DIRECTIONS
Output all of the listing, leaving every line exactly as written.
[[ SUPPLIED DATA, beginning ]]
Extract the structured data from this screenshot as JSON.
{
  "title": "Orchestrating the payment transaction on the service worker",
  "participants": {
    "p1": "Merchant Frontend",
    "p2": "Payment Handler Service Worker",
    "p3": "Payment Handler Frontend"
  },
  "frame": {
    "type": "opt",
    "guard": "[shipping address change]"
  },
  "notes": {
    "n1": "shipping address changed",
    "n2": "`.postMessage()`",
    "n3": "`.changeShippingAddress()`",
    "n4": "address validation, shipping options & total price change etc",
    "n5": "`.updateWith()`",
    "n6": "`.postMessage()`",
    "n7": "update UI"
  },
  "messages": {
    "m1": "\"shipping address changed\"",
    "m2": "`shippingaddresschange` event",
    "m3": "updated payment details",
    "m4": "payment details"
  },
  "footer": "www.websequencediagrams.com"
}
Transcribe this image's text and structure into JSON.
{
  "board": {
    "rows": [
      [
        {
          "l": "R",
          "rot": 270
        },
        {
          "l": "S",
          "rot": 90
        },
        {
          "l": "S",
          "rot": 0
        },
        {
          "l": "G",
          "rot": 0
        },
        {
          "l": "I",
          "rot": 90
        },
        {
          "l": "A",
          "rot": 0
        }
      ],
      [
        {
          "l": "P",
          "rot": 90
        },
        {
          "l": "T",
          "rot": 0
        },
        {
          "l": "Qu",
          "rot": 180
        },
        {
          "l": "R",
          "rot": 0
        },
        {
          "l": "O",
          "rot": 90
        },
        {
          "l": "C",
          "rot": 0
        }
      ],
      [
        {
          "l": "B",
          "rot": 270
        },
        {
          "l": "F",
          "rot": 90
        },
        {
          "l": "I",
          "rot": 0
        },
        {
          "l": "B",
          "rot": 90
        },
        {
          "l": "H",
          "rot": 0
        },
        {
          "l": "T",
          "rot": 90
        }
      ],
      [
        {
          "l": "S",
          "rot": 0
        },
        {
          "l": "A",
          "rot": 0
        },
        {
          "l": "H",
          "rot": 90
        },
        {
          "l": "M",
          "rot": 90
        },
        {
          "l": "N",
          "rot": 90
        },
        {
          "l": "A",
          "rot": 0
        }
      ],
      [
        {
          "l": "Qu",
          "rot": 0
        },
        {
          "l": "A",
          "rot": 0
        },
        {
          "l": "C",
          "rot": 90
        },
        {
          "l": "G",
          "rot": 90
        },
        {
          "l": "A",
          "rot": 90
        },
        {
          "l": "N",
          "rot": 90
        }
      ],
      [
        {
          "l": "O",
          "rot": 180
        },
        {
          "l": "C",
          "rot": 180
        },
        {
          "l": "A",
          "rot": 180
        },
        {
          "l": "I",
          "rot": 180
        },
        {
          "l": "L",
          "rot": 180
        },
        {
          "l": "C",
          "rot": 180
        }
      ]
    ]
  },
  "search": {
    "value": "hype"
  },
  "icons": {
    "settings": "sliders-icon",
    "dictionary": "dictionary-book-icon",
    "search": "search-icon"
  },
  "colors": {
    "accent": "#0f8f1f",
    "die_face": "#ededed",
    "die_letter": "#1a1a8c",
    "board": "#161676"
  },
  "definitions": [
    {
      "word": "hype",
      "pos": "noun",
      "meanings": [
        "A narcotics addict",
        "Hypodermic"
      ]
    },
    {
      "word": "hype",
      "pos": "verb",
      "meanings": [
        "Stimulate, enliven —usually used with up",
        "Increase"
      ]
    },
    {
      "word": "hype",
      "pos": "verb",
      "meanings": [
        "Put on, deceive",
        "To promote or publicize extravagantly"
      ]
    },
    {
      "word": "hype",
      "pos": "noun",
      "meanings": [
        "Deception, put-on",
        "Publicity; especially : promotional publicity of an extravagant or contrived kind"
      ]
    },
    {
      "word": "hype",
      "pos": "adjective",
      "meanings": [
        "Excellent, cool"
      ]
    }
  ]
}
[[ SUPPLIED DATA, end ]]
OUTPUT BELOW
Extract the structured data from this screenshot as JSON.
{
  "title": "Orchestrating the payment transaction on the service worker",
  "participants": {
    "p1": "Merchant Frontend",
    "p2": "Payment Handler Service Worker",
    "p3": "Payment Handler Frontend"
  },
  "frame": {
    "type": "opt",
    "guard": "[shipping address change]"
  },
  "notes": {
    "n1": "shipping address changed",
    "n2": "`.postMessage()`",
    "n3": "`.changeShippingAddress()`",
    "n4": "address validation, shipping options & total price change etc",
    "n5": "`.updateWith()`",
    "n6": "`.postMessage()`",
    "n7": "update UI"
  },
  "messages": {
    "m1": "\"shipping address changed\"",
    "m2": "`shippingaddresschange` event",
    "m3": "updated payment details",
    "m4": "payment details"
  },
  "footer": "www.websequencediagrams.com"
}
Transcribe this image's text and structure into JSON.
{
  "board": {
    "rows": [
      [
        {
          "l": "R",
          "rot": 270
        },
        {
          "l": "S",
          "rot": 90
        },
        {
          "l": "S",
          "rot": 0
        },
        {
          "l": "G",
          "rot": 0
        },
        {
          "l": "I",
          "rot": 90
        },
        {
          "l": "A",
          "rot": 0
        }
      ],
      [
        {
          "l": "P",
          "rot": 90
        },
        {
          "l": "T",
          "rot": 0
        },
        {
          "l": "Qu",
          "rot": 180
        },
        {
          "l": "R",
          "rot": 0
        },
        {
          "l": "O",
          "rot": 90
        },
        {
          "l": "C",
          "rot": 0
        }
      ],
      [
        {
          "l": "B",
          "rot": 270
        },
        {
          "l": "F",
          "rot": 90
        },
        {
          "l": "I",
          "rot": 0
        },
        {
          "l": "B",
          "rot": 90
        },
        {
          "l": "H",
          "rot": 0
        },
        {
          "l": "T",
          "rot": 90
        }
      ],
      [
        {
          "l": "S",
          "rot": 0
        },
        {
          "l": "A",
          "rot": 0
        },
        {
          "l": "H",
          "rot": 90
        },
        {
          "l": "M",
          "rot": 90
        },
        {
          "l": "N",
          "rot": 90
        },
        {
          "l": "A",
          "rot": 0
        }
      ],
      [
        {
          "l": "Qu",
          "rot": 0
        },
        {
          "l": "A",
          "rot": 0
        },
        {
          "l": "C",
          "rot": 90
        },
        {
          "l": "G",
          "rot": 90
        },
        {
          "l": "A",
          "rot": 90
        },
        {
          "l": "N",
          "rot": 90
        }
      ],
      [
        {
          "l": "O",
          "rot": 180
        },
        {
          "l": "C",
          "rot": 180
        },
        {
          "l": "A",
          "rot": 180
        },
        {
          "l": "I",
          "rot": 180
        },
        {
          "l": "L",
          "rot": 180
        },
        {
          "l": "C",
          "rot": 180
        }
      ]
    ]
  },
  "search": {
    "value": "hype"
  },
  "icons": {
    "settings": "sliders-icon",
    "dictionary": "dictionary-book-icon",
    "search": "search-icon"
  },
  "colors": {
    "accent": "#0f8f1f",
    "die_face": "#ededed",
    "die_letter": "#1a1a8c",
    "board": "#161676"
  },
  "definitions": [
    {
      "word": "hype",
      "pos": "noun",
      "meanings": [
        "A narcotics addict",
        "Hypodermic"
      ]
    },
    {
      "word": "hype",
      "pos": "verb",
      "meanings": [
        "Stimulate, enliven —usually used with up",
        "Increase"
      ]
    },
    {
      "word": "hype",
      "pos": "verb",
      "meanings": [
        "Put on, deceive",
        "To promote or publicize extravagantly"
      ]
    },
    {
      "word": "hype",
      "pos": "noun",
      "meanings": [
        "Deception, put-on",
        "Publicity; especially : promotional publicity of an extravagant or contrived kind"
      ]
    },
    {
      "word": "hype",
      "pos": "adjective",
      "meanings": [
        "Excellent, cool"
      ]
    }
  ]
}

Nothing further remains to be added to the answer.